What follows is a listing; restate all of it word for word.
── Dataset ──
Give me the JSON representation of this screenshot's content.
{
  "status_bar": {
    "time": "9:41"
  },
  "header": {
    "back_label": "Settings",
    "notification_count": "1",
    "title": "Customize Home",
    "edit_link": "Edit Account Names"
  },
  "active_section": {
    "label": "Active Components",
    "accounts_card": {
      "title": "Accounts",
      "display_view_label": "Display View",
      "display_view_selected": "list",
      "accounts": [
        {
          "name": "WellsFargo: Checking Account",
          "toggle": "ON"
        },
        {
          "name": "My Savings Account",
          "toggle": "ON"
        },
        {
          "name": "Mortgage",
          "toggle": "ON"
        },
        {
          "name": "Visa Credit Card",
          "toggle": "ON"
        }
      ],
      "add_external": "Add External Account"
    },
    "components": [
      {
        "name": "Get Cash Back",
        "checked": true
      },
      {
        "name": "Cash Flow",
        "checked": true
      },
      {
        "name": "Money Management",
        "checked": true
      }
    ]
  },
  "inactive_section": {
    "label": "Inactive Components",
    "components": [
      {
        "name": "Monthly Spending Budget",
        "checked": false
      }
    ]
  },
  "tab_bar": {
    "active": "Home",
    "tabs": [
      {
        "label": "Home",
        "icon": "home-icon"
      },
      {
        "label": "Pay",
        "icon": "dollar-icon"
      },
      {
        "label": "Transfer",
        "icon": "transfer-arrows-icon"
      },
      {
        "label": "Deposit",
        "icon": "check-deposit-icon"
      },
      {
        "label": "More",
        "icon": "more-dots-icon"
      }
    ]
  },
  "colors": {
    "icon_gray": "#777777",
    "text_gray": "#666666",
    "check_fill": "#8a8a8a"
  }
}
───
• _Result_:
Give me the JSON representation of this screenshot's content.
{
  "status_bar": {
    "time": "9:41"
  },
  "header": {
    "back_label": "Settings",
    "notification_count": "1",
    "title": "Customize Home",
    "edit_link": "Edit Account Names"
  },
  "active_section": {
    "label": "Active Components",
    "accounts_card": {
      "title": "Accounts",
      "display_view_label": "Display View",
      "display_view_selected": "list",
      "accounts": [
        {
          "name": "WellsFargo: Checking Account",
          "toggle": "ON"
        },
        {
          "name": "My Savings Account",
          "toggle": "ON"
        },
        {
          "name": "Mortgage",
          "toggle": "ON"
        },
        {
          "name": "Visa Credit Card",
          "toggle": "ON"
        }
      ],
      "add_external": "Add External Account"
    },
    "components": [
      {
        "name": "Get Cash Back",
        "checked": true
      },
      {
        "name": "Cash Flow",
        "checked": true
      },
      {
        "name": "Money Management",
        "checked": true
      }
    ]
  },
  "inactive_section": {
    "label": "Inactive Components",
    "components": [
      {
        "name": "Monthly Spending Budget",
        "checked": false
      }
    ]
  },
  "tab_bar": {
    "active": "Home",
    "tabs": [
      {
        "label": "Home",
        "icon": "home-icon"
      },
      {
        "label": "Pay",
        "icon": "dollar-icon"
      },
      {
        "label": "Transfer",
        "icon": "transfer-arrows-icon"
      },
      {
        "label": "Deposit",
        "icon": "check-deposit-icon"
      },
      {
        "label": "More",
        "icon": "more-dots-icon"
      }
    ]
  },
  "colors": {
    "icon_gray": "#777777",
    "text_gray": "#666666",
    "check_fill": "#8a8a8a"
  }
}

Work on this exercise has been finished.